Last semester, Mark Nelson – master’s student and research coordinator for the Center for Education Policy Research at the Harvard Graduate School of Education – completed an internship with us. One of the tasks he undertook was to create a short “Meet the Out of Eden Learn Team” video: you can view the fruits of his labor here. We think he has done a very nice job.
The initial purpose of the video was to help people understand the context in which Out of Eden Learn has been developed. We imagined a light-hearted video that would help people put names to faces and underscore that we are a small group of researchers based at a school of education. As the piece took shape, however, it became clear that it could do more than provide a glimpse of us going about our business at Project Zero: we felt it had the potential to convey some of the philosophy that underpins our project and what motivates us to do this work.

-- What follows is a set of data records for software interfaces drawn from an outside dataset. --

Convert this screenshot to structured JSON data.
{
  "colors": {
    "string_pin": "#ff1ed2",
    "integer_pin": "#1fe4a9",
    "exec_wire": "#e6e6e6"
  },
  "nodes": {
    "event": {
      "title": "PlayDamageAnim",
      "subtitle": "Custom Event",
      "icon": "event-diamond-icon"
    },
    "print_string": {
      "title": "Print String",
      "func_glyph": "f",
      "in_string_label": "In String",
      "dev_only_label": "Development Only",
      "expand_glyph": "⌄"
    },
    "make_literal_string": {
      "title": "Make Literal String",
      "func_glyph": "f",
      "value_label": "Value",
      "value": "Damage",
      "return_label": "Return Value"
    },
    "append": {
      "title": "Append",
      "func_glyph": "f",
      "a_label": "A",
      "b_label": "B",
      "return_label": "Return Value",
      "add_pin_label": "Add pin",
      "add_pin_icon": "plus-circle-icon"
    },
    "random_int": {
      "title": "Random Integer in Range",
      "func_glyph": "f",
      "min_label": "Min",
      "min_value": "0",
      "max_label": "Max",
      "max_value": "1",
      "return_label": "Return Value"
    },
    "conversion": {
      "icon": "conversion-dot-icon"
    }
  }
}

We often joke that for a project concerned with slowing down, Out of Eden Learn moves at an unusually rapid rate for university-based research – and on certain days (such as when we’re trying to launch new walking parties) the pace in the office can be nothing short of frenetic. That inconsistency aside, we try to maintain some coherence between the educational values that infuse our curriculum and how we go about our work behind the scenes. For example, we try to build moments of careful observation and attentive listening into our research process and to take multiple viewpoints into account.
In an earlier blog post, Research and Out of Eden Learn: Forging Our Own Path, I characterized our work as being action-oriented, collaborative, and learner-centric. I think Mark’s video communicates these qualities.
• We take great pride and delight in the fact that real teachers and students from around the world are actively participating in Out of Eden Learn.
• We love to work collaboratively with one another and hold regular ‘open door’ team meetings – to the benefit of interested graduate students as well as us.
• The learning experiences of our participants remain front and center of what we do; we constantly marvel at young people’s insights and creativity.
If nothing else, I hope Mark’s video conveys that we are highly committed to Out of Eden Learn and enjoy working with and from one each other. At a moment when there is a great deal of tumult and suffering in the world at large, we realize that we are working in a privileged space. We hope that in our own small way we can make a positive contribution – by inviting young people to open up to new ways of looking at the world and, especially, to learn with and from each other.